## [EXERCISE OBJECTIVE]
Every line in the records below with the string "text" is to be copied out.

## [DATA TO USE]
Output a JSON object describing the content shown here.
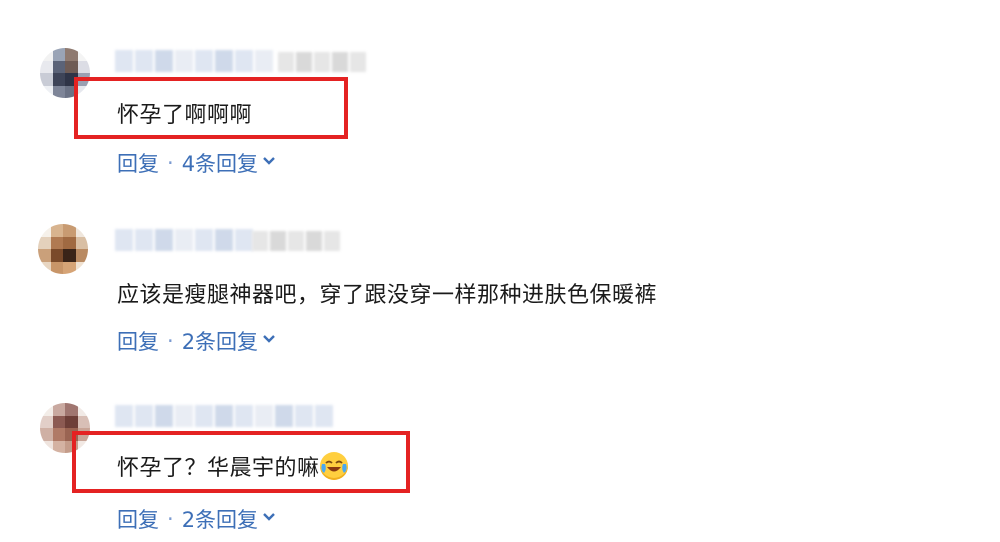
{
  "comments": [
    {
      "text": "怀孕了啊啊啊",
      "reply_label": "回复",
      "separator": "·",
      "replies_label": "4条回复",
      "highlighted": true
    },
    {
      "text": "应该是瘦腿神器吧，穿了跟没穿一样那种进肤色保暖裤",
      "reply_label": "回复",
      "separator": "·",
      "replies_label": "2条回复",
      "highlighted": false
    },
    {
      "text": "怀孕了？华晨宇的嘛",
      "trailing_emoji": "crying-laughing-emoji",
      "reply_label": "回复",
      "separator": "·",
      "replies_label": "2条回复",
      "highlighted": true
    }
  ],
  "colors": {
    "link": "#3d6fb7",
    "text": "#1a1a1a",
    "highlight_border": "#e42222",
    "background": "#ffffff"
  },
  "icons": {
    "expand": "chevron-down-icon"
  }
}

## [EXERCISE RESULT]
      "text": "怀孕了啊啊啊",
      "text": "应该是瘦腿神器吧，穿了跟没穿一样那种进肤色保暖裤",
      "text": "怀孕了？华晨宇的嘛",
    "text": "#1a1a1a",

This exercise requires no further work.